[HONG KONG] Asian equities were largely subdued in mixed morning trade on Thursday, as recent gains held with investors still optimistic about US-China trade ties.

Following the Christmas lull across world markets, eyes are now on US unemployment data due later in the day, and Japanese industrial and retail data scheduled for release on Friday.

Tokyo's benchmark Nikkei index rose 0.5 per cent after a flat start and Shanghai put on 0.4 per cent, but Seoul was flat.

"Investor sentiment towards the global economy is improving," said Rakuten Securities chief strategist Masayuki Kubota.

Hong Kong, Sydney and Wellington were closed for a public holiday.

"With the... tech sector giants leading the way, investors are showing no fear as the market remains underpinned by the thawing in the US-China trade squabble and easy central bank policy," Stephen Innes, chief Asia market strategist at AxiTrader, said in a report.

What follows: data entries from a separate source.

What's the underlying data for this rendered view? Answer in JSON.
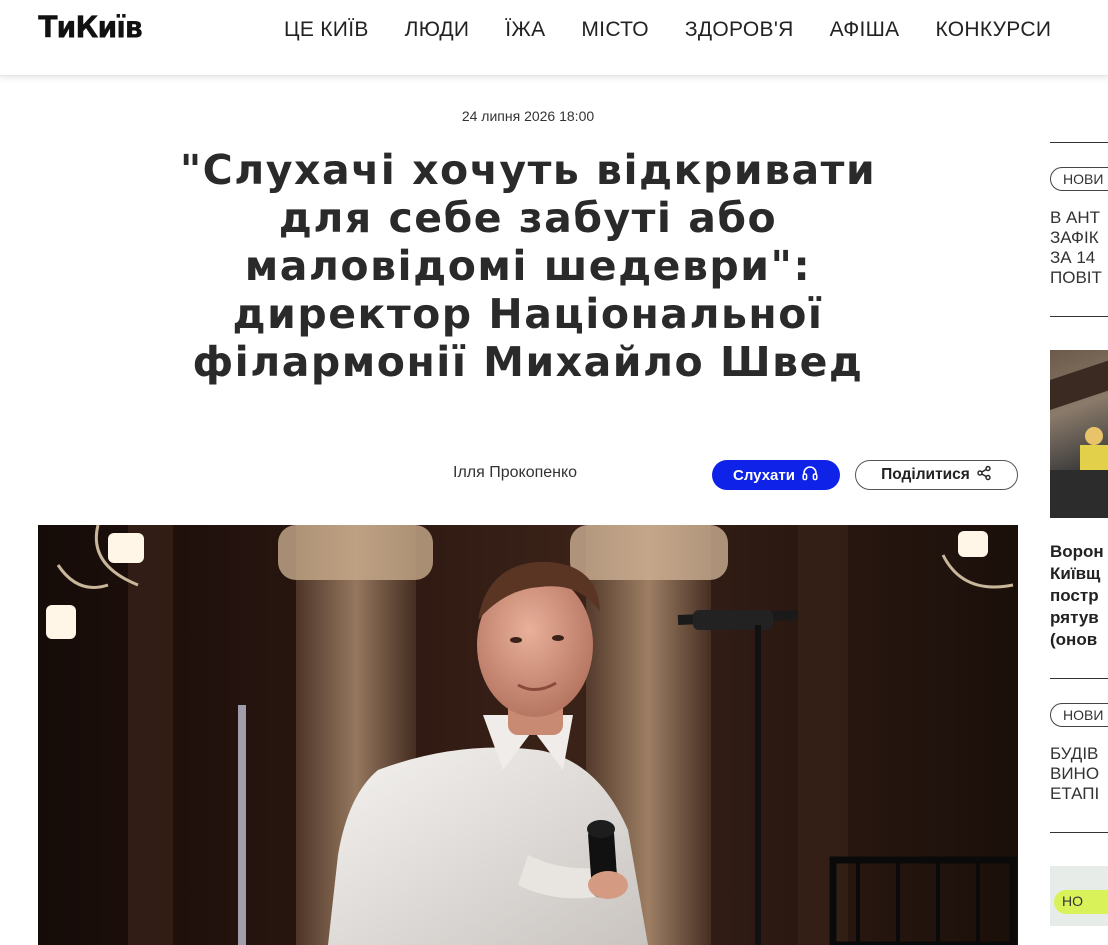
{
  "header": {
    "logo": "ТиКиїв",
    "nav": [
      "ЦЕ КИЇВ",
      "ЛЮДИ",
      "ЇЖА",
      "МІСТО",
      "ЗДОРОВ'Я",
      "АФІША",
      "КОНКУРСИ"
    ]
  },
  "article": {
    "date": "24 липня 2026 18:00",
    "title": "\"Слухачі хочуть відкривати для себе забуті або маловідомі шедеври\": директор Національної філармонії Михайло Швед",
    "author": "Ілля Прокопенко",
    "listen_label": "Слухати",
    "share_label": "Поділитися"
  },
  "sidebar": {
    "items": [
      {
        "tag": "НОВИ",
        "lines": [
          "В АНТ",
          "ЗАФІК",
          "ЗА 14",
          "ПОВІТ"
        ]
      },
      {
        "lines": [
          "Ворон",
          "Київщ",
          "постр",
          "рятув",
          "(онов"
        ]
      },
      {
        "tag": "НОВИ",
        "lines": [
          "БУДІВ",
          "ВИНО",
          "ЕТАПІ"
        ]
      },
      {
        "tag": "НО"
      }
    ]
  },
  "colors": {
    "accent": "#0e22e8",
    "text": "#222222",
    "tag_green": "#d9f25a"
  },
  "icons": {
    "listen": "headphones-icon",
    "share": "share-icon"
  }
}
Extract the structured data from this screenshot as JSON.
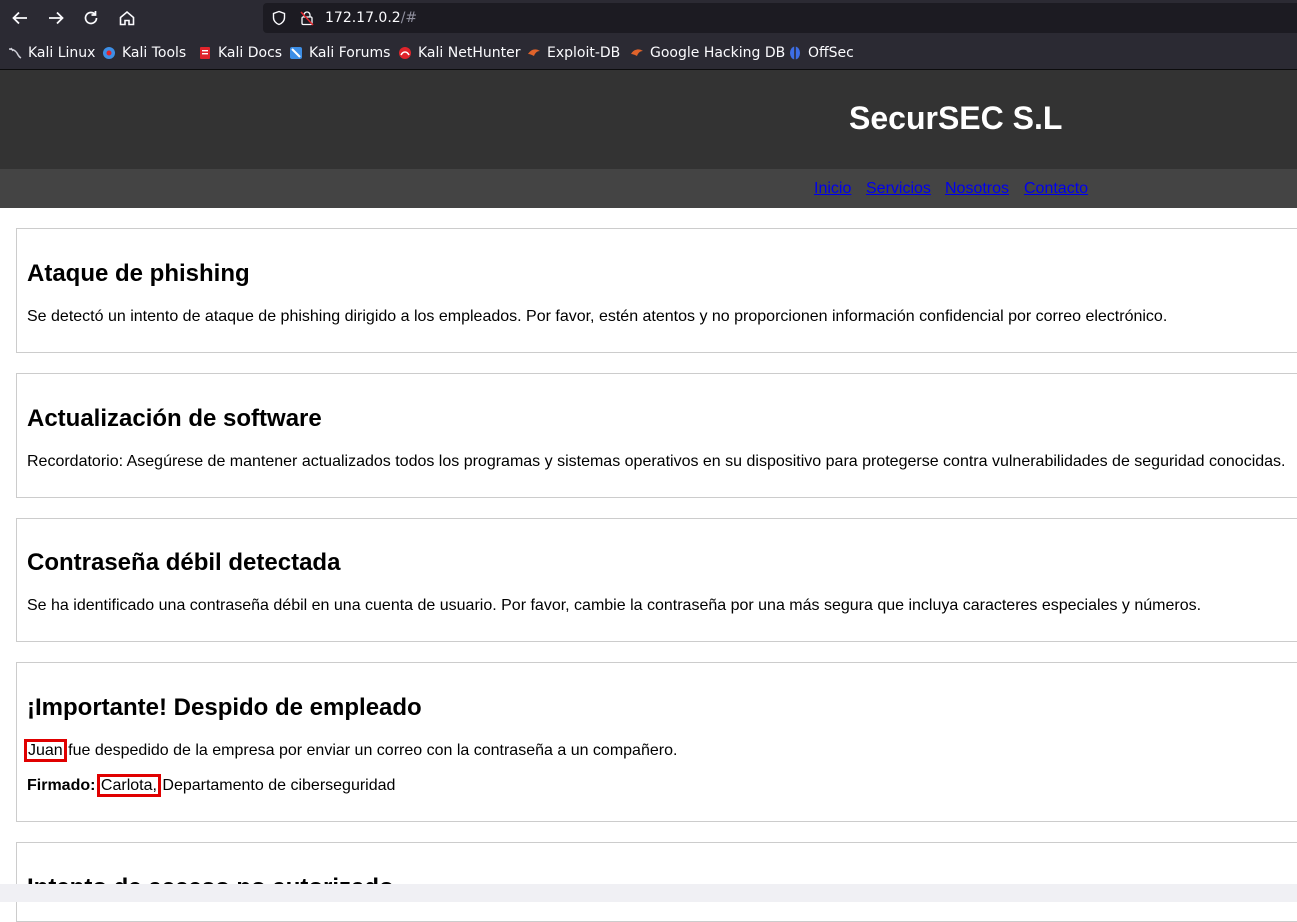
{
  "browser": {
    "url_host": "172.17.0.2",
    "url_path": "/#",
    "bookmarks": [
      {
        "label": "Kali Linux",
        "icon": "kali-dragon-icon",
        "color": "#cfcfd8"
      },
      {
        "label": "Kali Tools",
        "icon": "kali-tools-icon",
        "color": "#3d8ee6"
      },
      {
        "label": "Kali Docs",
        "icon": "kali-docs-icon",
        "color": "#e0242b"
      },
      {
        "label": "Kali Forums",
        "icon": "kali-forums-icon",
        "color": "#3d8ee6"
      },
      {
        "label": "Kali NetHunter",
        "icon": "kali-nethunter-icon",
        "color": "#e0242b"
      },
      {
        "label": "Exploit-DB",
        "icon": "exploit-db-icon",
        "color": "#e0632b"
      },
      {
        "label": "Google Hacking DB",
        "icon": "ghdb-icon",
        "color": "#e0632b"
      },
      {
        "label": "OffSec",
        "icon": "offsec-icon",
        "color": "#3d6ee6"
      }
    ]
  },
  "site": {
    "title": "SecurSEC S.L",
    "nav": [
      "Inicio",
      "Servicios",
      "Nosotros",
      "Contacto"
    ]
  },
  "articles": [
    {
      "title": "Ataque de phishing",
      "body": "Se detectó un intento de ataque de phishing dirigido a los empleados. Por favor, estén atentos y no proporcionen información confidencial por correo electrónico."
    },
    {
      "title": "Actualización de software",
      "body": "Recordatorio: Asegúrese de mantener actualizados todos los programas y sistemas operativos en su dispositivo para protegerse contra vulnerabilidades de seguridad conocidas."
    },
    {
      "title": "Contraseña débil detectada",
      "body": "Se ha identificado una contraseña débil en una cuenta de usuario. Por favor, cambie la contraseña por una más segura que incluya caracteres especiales y números."
    },
    {
      "title": "¡Importante! Despido de empleado",
      "name": "Juan",
      "body_rest": " fue despedido de la empresa por enviar un correo con la contraseña a un compañero.",
      "signed_label": "Firmado:",
      "signer": "Carlota,",
      "signer_dept": " Departamento de ciberseguridad"
    },
    {
      "title": "Intento de acceso no autorizado"
    }
  ],
  "colors": {
    "header_bg": "#333333",
    "nav_bg": "#444444",
    "link": "#0000ee",
    "highlight": "#e00000"
  }
}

Volumes are typically light during the holiday season, and the muted activity in Asia followed sleepy Christmas Eve sessions in many world markets.

"No news being good news, Asia should maintain... gains ahead of a US session likely to be positive," Jeffrey Halley, senior market analyst for Asia-Pacific at Oanda, wrote in a note.

In oil markets, the main contracts were up as the commodity remained strong thanks to trade optimism as well as the Opec+ output reduction agreement.

Brent and West Texas Intermediate both rose 0.4 per cent.

"Oil prices continue to show year-end strength supported by a combination of definitive progress on the US-China trade deal, the... Opec/Opec+ agreement, and slowing shale activity," wrote AxiTrader's Innes.

"All of which is pointing to a stronger performance for oil prices in Q1 than anyone had thought only two months ago."

World markets were spooked by the long-running, tit-for-tat trade war between the United States and China, with analysts warning that the bruising rift between the world's two biggest economies could harm global economic growth.

Washington and Beijing have agreed to an initial trade deal, which they are expected to sign off on in January, and the improvement in ties has boosted markets with investors hoping for a smoother ride into the new year.

AFP